Southeastern Section - 54th Annual Meeting (March 17–18, 2005)

Paper No. 3
Presentation Time: 3:40 PM


MITASOVA, Helena, Marine, Earth and Atmospheric Sciences, North Carolina State Univ, 1125 Jordan Hall, NCSU Box 8208, Raleigh, NC 27695-8208, HARMON, Russell S., Army Research Office, Army Rsch Lab, Research Triangle Park, PO Box 12211, Durham, NC 27709-2211 and OVERTON, Margery, Department of Civil, Construction, and Environmental Engineering, North Carolina State Univ, Raleigh, NC 27695,

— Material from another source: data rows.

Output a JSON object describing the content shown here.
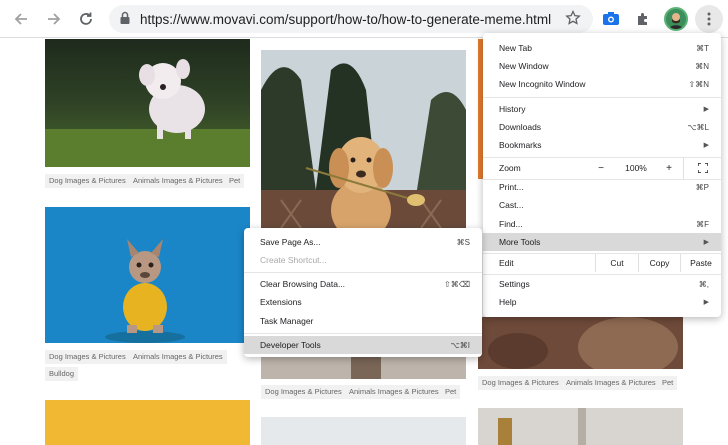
{
  "browser": {
    "url": "https://www.movavi.com/support/how-to/how-to-generate-meme.html"
  },
  "page": {
    "tags": [
      {
        "text": "Dog Images & Pictures"
      },
      {
        "text": "Animals Images & Pictures"
      },
      {
        "text": "Pet"
      },
      {
        "text": "Dog Images & Pictures"
      },
      {
        "text": "Animals Images & Pictures"
      },
      {
        "text": "Bulldog"
      },
      {
        "text": "Dog Images & Pictures"
      },
      {
        "text": "Animals Images & Pictures"
      },
      {
        "text": "Pet"
      },
      {
        "text": "Dog Images & Pictures"
      },
      {
        "text": "Animals Images & Pictures"
      },
      {
        "text": "Pet"
      }
    ]
  },
  "menu": {
    "new_tab": {
      "label": "New Tab",
      "shortcut": "⌘T"
    },
    "new_window": {
      "label": "New Window",
      "shortcut": "⌘N"
    },
    "new_incognito": {
      "label": "New Incognito Window",
      "shortcut": "⇧⌘N"
    },
    "history": {
      "label": "History"
    },
    "downloads": {
      "label": "Downloads",
      "shortcut": "⌥⌘L"
    },
    "bookmarks": {
      "label": "Bookmarks"
    },
    "zoom": {
      "label": "Zoom",
      "minus": "−",
      "value": "100%",
      "plus": "+"
    },
    "print": {
      "label": "Print...",
      "shortcut": "⌘P"
    },
    "cast": {
      "label": "Cast..."
    },
    "find": {
      "label": "Find...",
      "shortcut": "⌘F"
    },
    "more_tools": {
      "label": "More Tools"
    },
    "edit": {
      "label": "Edit",
      "cut": "Cut",
      "copy": "Copy",
      "paste": "Paste"
    },
    "settings": {
      "label": "Settings",
      "shortcut": "⌘,"
    },
    "help": {
      "label": "Help"
    }
  },
  "submenu": {
    "save_page": {
      "label": "Save Page As...",
      "shortcut": "⌘S"
    },
    "create_shortcut": {
      "label": "Create Shortcut..."
    },
    "clear_data": {
      "label": "Clear Browsing Data...",
      "shortcut": "⇧⌘⌫"
    },
    "extensions": {
      "label": "Extensions"
    },
    "task_manager": {
      "label": "Task Manager"
    },
    "developer_tools": {
      "label": "Developer Tools",
      "shortcut": "⌥⌘I"
    }
  },
  "colors": {
    "accent": "#1a73e8",
    "menu_highlight": "#d9d9d9"
  }
}
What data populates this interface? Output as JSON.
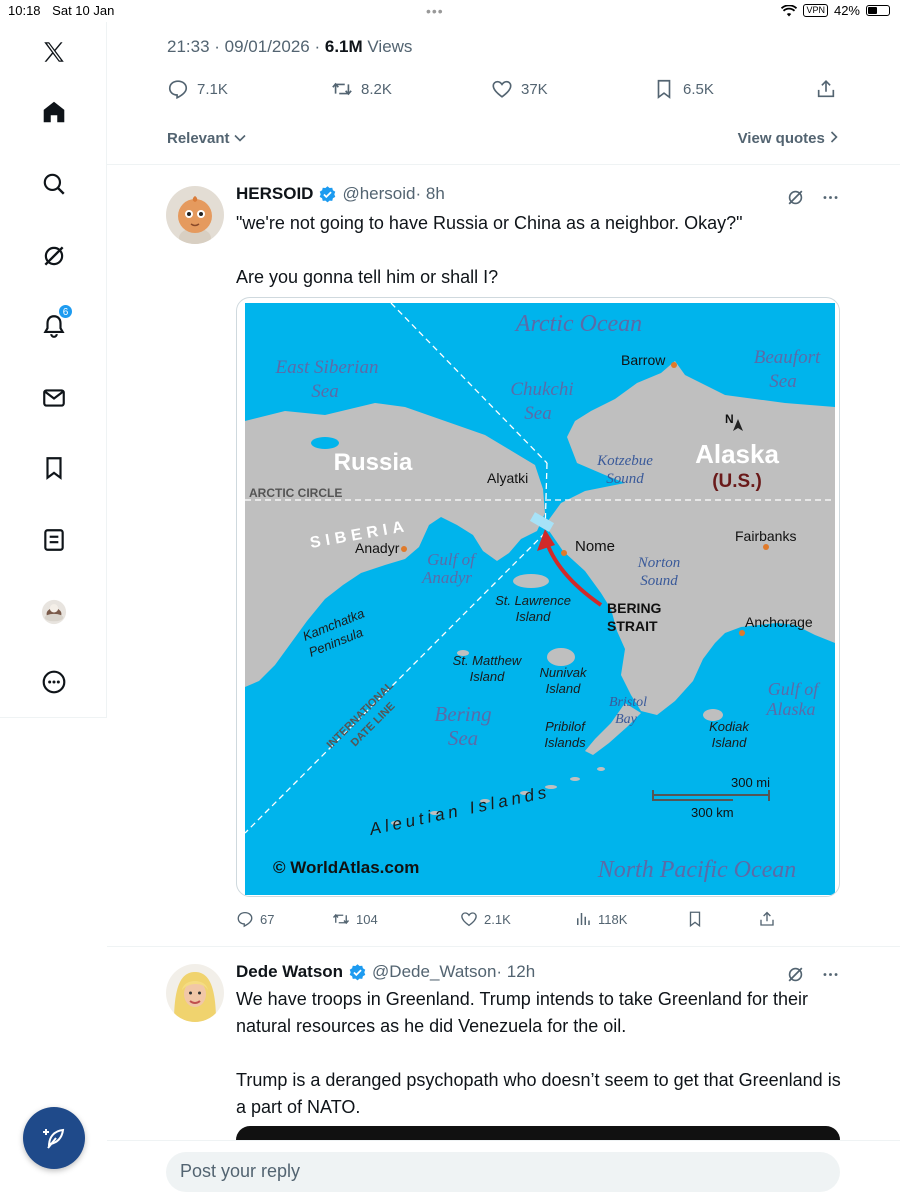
{
  "status_bar": {
    "time": "10:18",
    "date": "Sat 10 Jan",
    "vpn": "VPN",
    "battery": "42%"
  },
  "nav": {
    "notifications_badge": "6"
  },
  "post": {
    "time": "21:33 · 09/01/2026 ·",
    "views_count": "6.1M",
    "views_label": "Views",
    "replies": "7.1K",
    "reposts": "8.2K",
    "likes": "37K",
    "bookmarks": "6.5K"
  },
  "sort": {
    "relevant": "Relevant",
    "view_quotes": "View quotes"
  },
  "reply1": {
    "name": "HERSOID",
    "handle": "@hersoid",
    "age": "· 8h",
    "text1": "\"we're not going to have Russia or China as a neighbor. Okay?\"",
    "text2": "Are you gonna tell him or shall I?",
    "replies": "67",
    "reposts": "104",
    "likes": "2.1K",
    "views": "118K"
  },
  "map": {
    "arctic_ocean": "Arctic Ocean",
    "east_siberian_1": "East Siberian",
    "east_siberian_2": "Sea",
    "chukchi_1": "Chukchi",
    "chukchi_2": "Sea",
    "barrow": "Barrow",
    "beaufort_1": "Beaufort",
    "beaufort_2": "Sea",
    "north": "N",
    "russia": "Russia",
    "alaska": "Alaska",
    "us": "(U.S.)",
    "kotzebue_1": "Kotzebue",
    "kotzebue_2": "Sound",
    "alyatki": "Alyatki",
    "arctic_circle": "ARCTIC CIRCLE",
    "siberia": "SIBERIA",
    "anadyr": "Anadyr",
    "gulf_anadyr_1": "Gulf of",
    "gulf_anadyr_2": "Anadyr",
    "nome": "Nome",
    "norton_1": "Norton",
    "norton_2": "Sound",
    "fairbanks": "Fairbanks",
    "kamchatka_1": "Kamchatka",
    "kamchatka_2": "Peninsula",
    "st_lawrence_1": "St. Lawrence",
    "st_lawrence_2": "Island",
    "bering_strait_1": "BERING",
    "bering_strait_2": "STRAIT",
    "anchorage": "Anchorage",
    "date_line_1": "INTERNATIONAL",
    "date_line_2": "DATE LINE",
    "st_matthew_1": "St. Matthew",
    "st_matthew_2": "Island",
    "nunivak_1": "Nunivak",
    "nunivak_2": "Island",
    "bristol_1": "Bristol",
    "bristol_2": "Bay",
    "gulf_alaska_1": "Gulf of",
    "gulf_alaska_2": "Alaska",
    "bering_sea_1": "Bering",
    "bering_sea_2": "Sea",
    "pribilof_1": "Pribilof",
    "pribilof_2": "Islands",
    "kodiak_1": "Kodiak",
    "kodiak_2": "Island",
    "scale_mi": "300 mi",
    "scale_km": "300 km",
    "aleutian": "Aleutian Islands",
    "credit": "© WorldAtlas.com",
    "north_pacific": "North Pacific Ocean"
  },
  "reply2": {
    "name": "Dede Watson",
    "handle": "@Dede_Watson",
    "age": "· 12h",
    "text1": "We have troops in Greenland. Trump intends to take Greenland for their natural resources as he did Venezuela for the oil.",
    "text2": "Trump is a deranged psychopath who doesn’t seem to get that Greenland is a part of NATO."
  },
  "reply_bar": {
    "placeholder": "Post your reply"
  }
}
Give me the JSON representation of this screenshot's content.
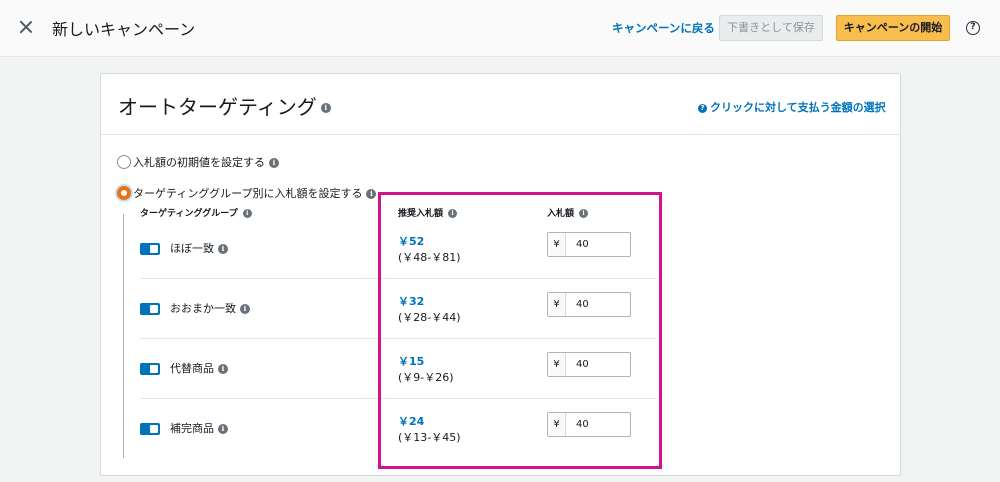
{
  "header": {
    "title": "新しいキャンペーン",
    "back_link": "キャンペーンに戻る",
    "save_draft": "下書きとして保存",
    "start": "キャンペーンの開始",
    "help_glyph": "?"
  },
  "card": {
    "title": "オートターゲティング",
    "help_link": "クリックに対して支払う金額の選択"
  },
  "bidding": {
    "option_default": "入札額の初期値を設定する",
    "option_group": "ターゲティンググループ別に入札額を設定する",
    "selected": "option_group"
  },
  "columns": {
    "group": "ターゲティンググループ",
    "suggested": "推奨入札額",
    "bid": "入札額"
  },
  "rows": [
    {
      "name": "ほぼ一致",
      "enabled": true,
      "suggested": "￥52",
      "range": "(￥48-￥81)",
      "currency": "¥",
      "bid": "40"
    },
    {
      "name": "おおまか一致",
      "enabled": true,
      "suggested": "￥32",
      "range": "(￥28-￥44)",
      "currency": "¥",
      "bid": "40"
    },
    {
      "name": "代替商品",
      "enabled": true,
      "suggested": "￥15",
      "range": "(￥9-￥26)",
      "currency": "¥",
      "bid": "40"
    },
    {
      "name": "補完商品",
      "enabled": true,
      "suggested": "￥24",
      "range": "(￥13-￥45)",
      "currency": "¥",
      "bid": "40"
    }
  ],
  "colors": {
    "accent_link": "#0073bb",
    "primary_button": "#f7be4e",
    "highlight_frame": "#d2148c",
    "radio_selected": "#ec7211"
  }
}
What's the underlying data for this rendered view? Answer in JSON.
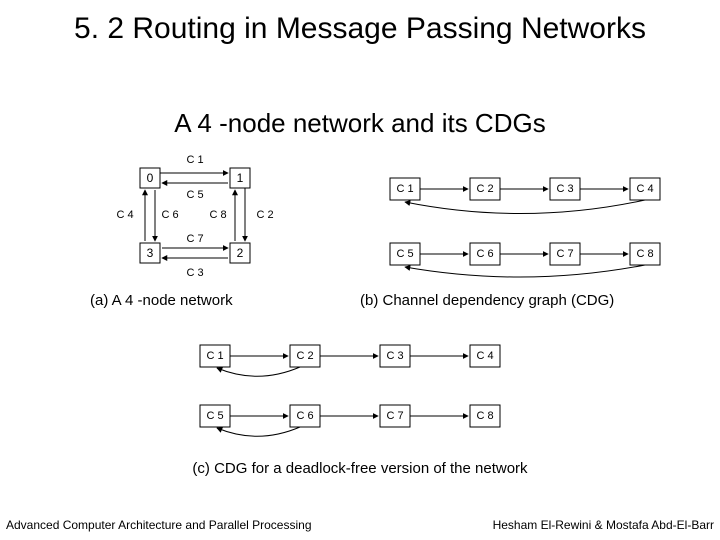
{
  "title": "5. 2 Routing in Message Passing Networks",
  "subtitle": "A 4 -node network and its CDGs",
  "captions": {
    "a": "(a) A 4 -node network",
    "b": "(b) Channel dependency graph (CDG)",
    "c": "(c) CDG for a deadlock-free version of the network"
  },
  "footer": {
    "left": "Advanced Computer Architecture and Parallel Processing",
    "right": "Hesham El-Rewini & Mostafa Abd-El-Barr"
  },
  "diagA": {
    "nodes": {
      "n0": "0",
      "n1": "1",
      "n2": "2",
      "n3": "3"
    },
    "channels": {
      "c1": "C 1",
      "c2": "C 2",
      "c3": "C 3",
      "c4": "C 4",
      "c5": "C 5",
      "c6": "C 6",
      "c7": "C 7",
      "c8": "C 8"
    }
  },
  "diagB": {
    "top": {
      "c1": "C 1",
      "c2": "C 2",
      "c3": "C 3",
      "c4": "C 4"
    },
    "bot": {
      "c5": "C 5",
      "c6": "C 6",
      "c7": "C 7",
      "c8": "C 8"
    }
  },
  "diagC": {
    "top": {
      "c1": "C 1",
      "c2": "C 2",
      "c3": "C 3",
      "c4": "C 4"
    },
    "bot": {
      "c5": "C 5",
      "c6": "C 6",
      "c7": "C 7",
      "c8": "C 8"
    }
  }
}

Preservation and effective management of highly dynamic coastal geomorphological features, particularly those located in areas subject to development pressures, requires an in-depth understanding of their dynamic behavior and evolution over time. Modern mapping technologies such as lidar and real-time kinematic GPS, and 3D GIS provide geospatial tools for efficient acquisition of high-resolution 3D data, and their spatial- temporal analysis. These techniques were applied to the Jockey's Ridge State Park sand dune field on the North Carolina Outer Banks, the largest active dunes on the eastern coast of the United States, with the goal of quantifying its deflation and rapid horizontal migration. In addition, historical evidence, including photos taken in the early 1900s by the Wright Brothers, nautical charts, and aerial photography were used to determine the evolution of the dune and the surrounding area over the past 90 years. A multitemporal sequence of 3D models of the dune field was used to visualize the changes in the elevation and shape of the dunes. Topographic analysis was performed to extract dune crests and slip faces and quantify horizontal dune migration. The analysis revealed rapid growth of the main dune from 1915-1949, followed by a slower rate of deflation that continues today. The deflation reduced the elevation of the main peak to half of its highest recorded value. Horizontal dune migration of 3-10 m/year has transported sand outside the park boundaries and threatened an adjacent road and several adjacent houses. As a result, the south dune section has been removed and the sand placed at the far northern end of the park to serve as a potential sand nourishment source. The analysis of topographic change has also indicated that increase in the number of visitors after the park was established in 1974 had little effect on dune deflation.